**WORK ITEM**
Each line of the data below holding the word "JSON" must be copied.

+ + + + +

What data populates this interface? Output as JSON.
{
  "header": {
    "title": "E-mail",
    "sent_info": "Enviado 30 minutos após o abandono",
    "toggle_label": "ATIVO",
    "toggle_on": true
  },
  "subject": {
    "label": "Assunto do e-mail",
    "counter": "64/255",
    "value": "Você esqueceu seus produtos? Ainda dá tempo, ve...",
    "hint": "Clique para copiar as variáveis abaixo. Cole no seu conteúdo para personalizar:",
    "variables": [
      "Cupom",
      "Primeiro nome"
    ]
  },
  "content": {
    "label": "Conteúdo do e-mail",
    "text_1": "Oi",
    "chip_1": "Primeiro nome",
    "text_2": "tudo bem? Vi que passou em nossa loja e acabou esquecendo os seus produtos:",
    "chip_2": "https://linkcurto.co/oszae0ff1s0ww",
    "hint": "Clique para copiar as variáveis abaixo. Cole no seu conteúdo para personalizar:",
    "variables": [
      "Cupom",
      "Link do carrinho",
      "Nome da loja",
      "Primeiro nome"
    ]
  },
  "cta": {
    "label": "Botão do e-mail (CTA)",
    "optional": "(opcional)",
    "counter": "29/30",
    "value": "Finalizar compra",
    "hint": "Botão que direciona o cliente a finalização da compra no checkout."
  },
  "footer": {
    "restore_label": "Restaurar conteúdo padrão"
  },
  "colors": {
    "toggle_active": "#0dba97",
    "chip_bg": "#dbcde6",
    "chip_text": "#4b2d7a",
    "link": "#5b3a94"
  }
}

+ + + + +

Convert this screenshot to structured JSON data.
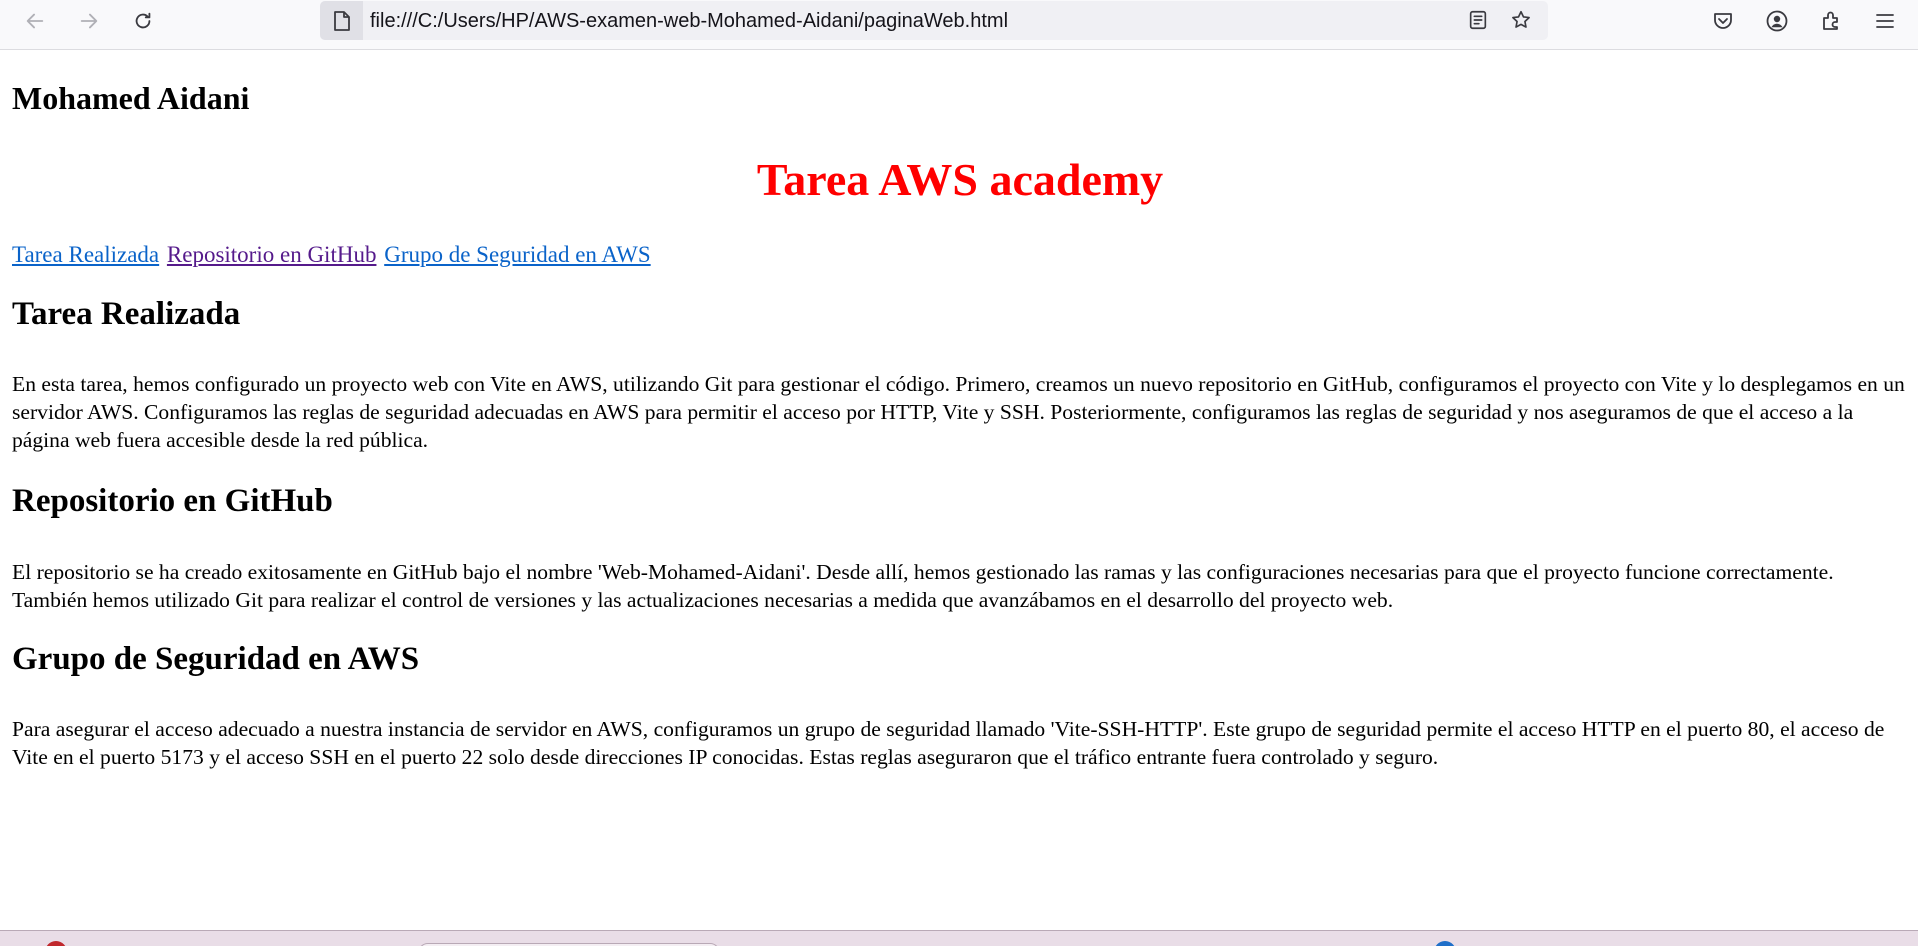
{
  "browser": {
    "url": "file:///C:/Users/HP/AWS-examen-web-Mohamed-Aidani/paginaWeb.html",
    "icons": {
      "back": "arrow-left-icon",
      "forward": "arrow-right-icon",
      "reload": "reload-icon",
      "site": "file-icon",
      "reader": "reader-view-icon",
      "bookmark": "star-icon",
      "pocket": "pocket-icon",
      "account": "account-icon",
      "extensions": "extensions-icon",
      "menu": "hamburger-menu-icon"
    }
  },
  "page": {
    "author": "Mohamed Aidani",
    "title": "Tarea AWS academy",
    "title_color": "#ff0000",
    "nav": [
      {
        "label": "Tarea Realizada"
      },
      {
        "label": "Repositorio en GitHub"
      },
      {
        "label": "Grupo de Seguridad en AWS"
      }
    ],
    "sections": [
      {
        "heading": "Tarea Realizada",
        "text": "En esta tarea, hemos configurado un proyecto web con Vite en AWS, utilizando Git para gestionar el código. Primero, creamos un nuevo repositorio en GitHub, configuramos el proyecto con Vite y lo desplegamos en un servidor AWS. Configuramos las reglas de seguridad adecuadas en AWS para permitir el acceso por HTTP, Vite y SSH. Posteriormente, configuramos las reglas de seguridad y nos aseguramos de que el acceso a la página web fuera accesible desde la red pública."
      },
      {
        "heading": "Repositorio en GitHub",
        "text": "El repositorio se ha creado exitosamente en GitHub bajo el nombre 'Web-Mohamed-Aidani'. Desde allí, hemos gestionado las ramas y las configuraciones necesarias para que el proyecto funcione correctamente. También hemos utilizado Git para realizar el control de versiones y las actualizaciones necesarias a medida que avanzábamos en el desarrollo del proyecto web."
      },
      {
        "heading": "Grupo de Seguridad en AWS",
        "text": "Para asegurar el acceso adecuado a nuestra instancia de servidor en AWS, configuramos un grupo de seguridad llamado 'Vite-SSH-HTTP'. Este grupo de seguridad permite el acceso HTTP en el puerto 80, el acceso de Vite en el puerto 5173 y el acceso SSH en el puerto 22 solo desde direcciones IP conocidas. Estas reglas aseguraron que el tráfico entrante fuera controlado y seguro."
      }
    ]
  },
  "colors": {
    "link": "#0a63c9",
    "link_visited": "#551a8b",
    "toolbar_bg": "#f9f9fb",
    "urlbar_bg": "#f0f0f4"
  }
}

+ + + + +

**TASK RESPONSE**
What data populates this interface? Output as JSON.
Convert this screenshot to structured JSON data.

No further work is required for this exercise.